(Provided material)

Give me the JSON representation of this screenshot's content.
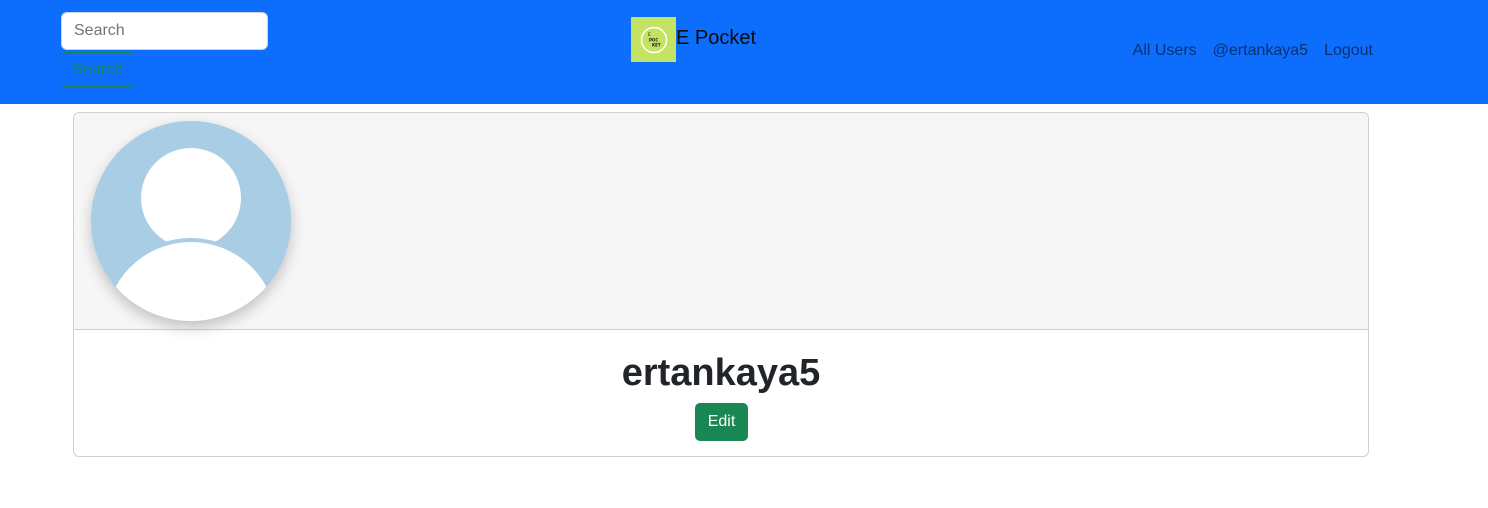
{
  "navbar": {
    "background": "#0d6efd",
    "search": {
      "placeholder": "Search",
      "value": "",
      "button_label": "Search"
    },
    "brand": {
      "logo_text": "E POCKET",
      "name": "E Pocket"
    },
    "links": [
      {
        "label": "All Users"
      },
      {
        "label": "@ertankaya5"
      },
      {
        "label": "Logout"
      }
    ]
  },
  "profile": {
    "username": "ertankaya5",
    "edit_label": "Edit",
    "avatar_icon": "default-user-icon",
    "accent": "#198754"
  }
}
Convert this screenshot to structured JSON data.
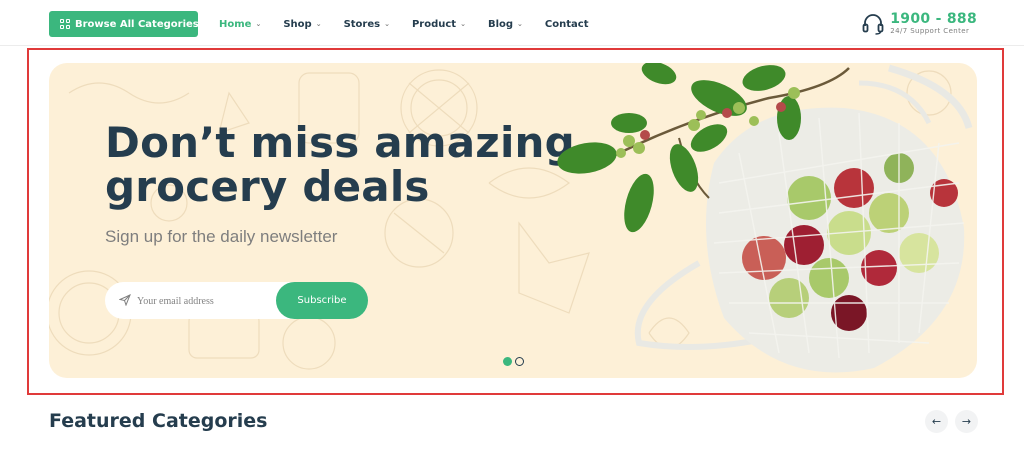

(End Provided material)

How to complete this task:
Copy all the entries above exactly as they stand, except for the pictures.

Solution to this exercise:
Give me the JSON representation of this screenshot's content.
{
  "navbar": {
    "background": "#0d6efd",
    "search": {
      "placeholder": "Search",
      "value": "",
      "button_label": "Search"
    },
    "brand": {
      "logo_text": "E POCKET",
      "name": "E Pocket"
    },
    "links": [
      {
        "label": "All Users"
      },
      {
        "label": "@ertankaya5"
      },
      {
        "label": "Logout"
      }
    ]
  },
  "profile": {
    "username": "ertankaya5",
    "edit_label": "Edit",
    "avatar_icon": "default-user-icon",
    "accent": "#198754"
  }
}
Convert this screenshot to structured JSON data.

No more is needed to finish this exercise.